## TASK ITEM
When you find the word "following" in a line of the entries, please copy the whole line.

[GIVEN RECORDS]

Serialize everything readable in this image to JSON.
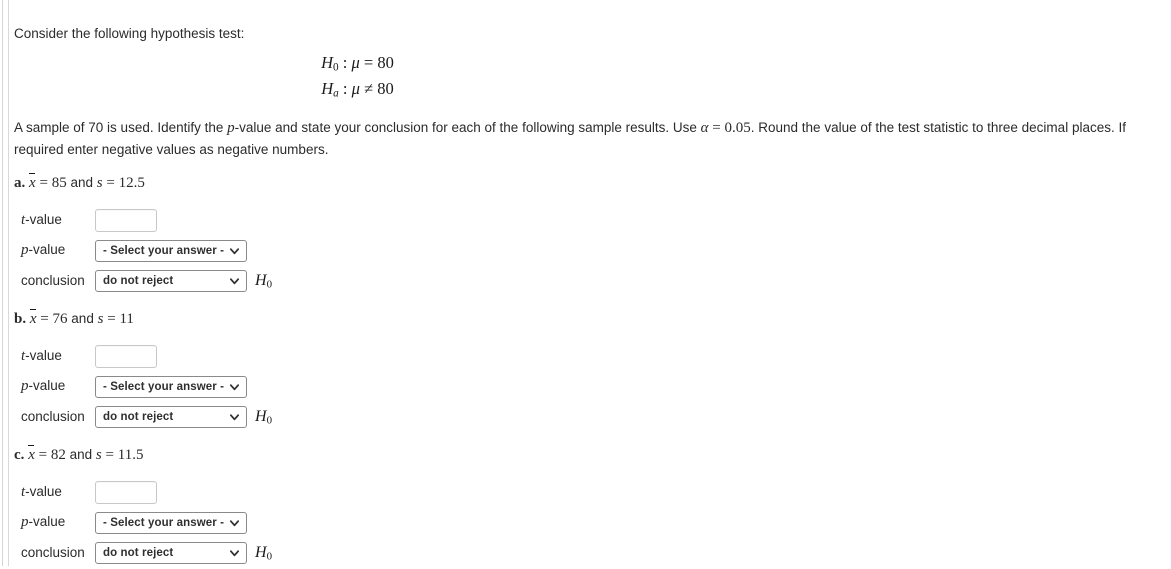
{
  "problem": {
    "intro": "Consider the following hypothesis test:",
    "hypotheses": [
      {
        "symbol": "H",
        "subscript": "0",
        "relation": ":",
        "param": "μ",
        "operator": "=",
        "value": "80"
      },
      {
        "symbol": "H",
        "subscript": "a",
        "relation": ":",
        "param": "μ",
        "operator": "≠",
        "value": "80"
      }
    ],
    "instructions": {
      "segment_1": "A sample of 70 is used. Identify the ",
      "p_italic": "p",
      "segment_2": "-value and state your conclusion for each of the following sample results. Use ",
      "alpha_symbol": "α",
      "alpha_equals": "=",
      "alpha_value": "0.05",
      "segment_3": ". Round the value of the test statistic to three decimal places. If required enter negative values as negative numbers."
    }
  },
  "parts": [
    {
      "letter": "a.",
      "xbar_symbol": "x",
      "xbar_equals": "=",
      "xbar_value": "85",
      "and_word": "and",
      "s_symbol": "s",
      "s_equals": "=",
      "s_value": "12.5",
      "fields": {
        "t_label_var": "t",
        "t_label_rest": "-value",
        "t_value": "",
        "t_placeholder": "",
        "p_label_var": "p",
        "p_label_rest": "-value",
        "p_selected": "- Select your answer -",
        "conclusion_label": "conclusion",
        "conclusion_selected": "do not reject",
        "conclusion_trailing_symbol": "H",
        "conclusion_trailing_subscript": "0"
      }
    },
    {
      "letter": "b.",
      "xbar_symbol": "x",
      "xbar_equals": "=",
      "xbar_value": "76",
      "and_word": "and",
      "s_symbol": "s",
      "s_equals": "=",
      "s_value": "11",
      "fields": {
        "t_label_var": "t",
        "t_label_rest": "-value",
        "t_value": "",
        "t_placeholder": "",
        "p_label_var": "p",
        "p_label_rest": "-value",
        "p_selected": "- Select your answer -",
        "conclusion_label": "conclusion",
        "conclusion_selected": "do not reject",
        "conclusion_trailing_symbol": "H",
        "conclusion_trailing_subscript": "0"
      }
    },
    {
      "letter": "c.",
      "xbar_symbol": "x",
      "xbar_equals": "=",
      "xbar_value": "82",
      "and_word": "and",
      "s_symbol": "s",
      "s_equals": "=",
      "s_value": "11.5",
      "fields": {
        "t_label_var": "t",
        "t_label_rest": "-value",
        "t_value": "",
        "t_placeholder": "",
        "p_label_var": "p",
        "p_label_rest": "-value",
        "p_selected": "- Select your answer -",
        "conclusion_label": "conclusion",
        "conclusion_selected": "do not reject",
        "conclusion_trailing_symbol": "H",
        "conclusion_trailing_subscript": "0"
      }
    }
  ],
  "icons": {
    "dropdown": "chevron-down-icon"
  },
  "colors": {
    "text": "#2b2b2b",
    "math": "#1a1a1a",
    "select_border": "#8a8a8a",
    "input_border": "#c8c8c8",
    "edge_rule": "#d4d4d4",
    "background": "#ffffff"
  }
}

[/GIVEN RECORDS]

## THE COMPLETED TASK
    "intro": "Consider the following hypothesis test:",
      "segment_2": "-value and state your conclusion for each of the following sample results. Use ",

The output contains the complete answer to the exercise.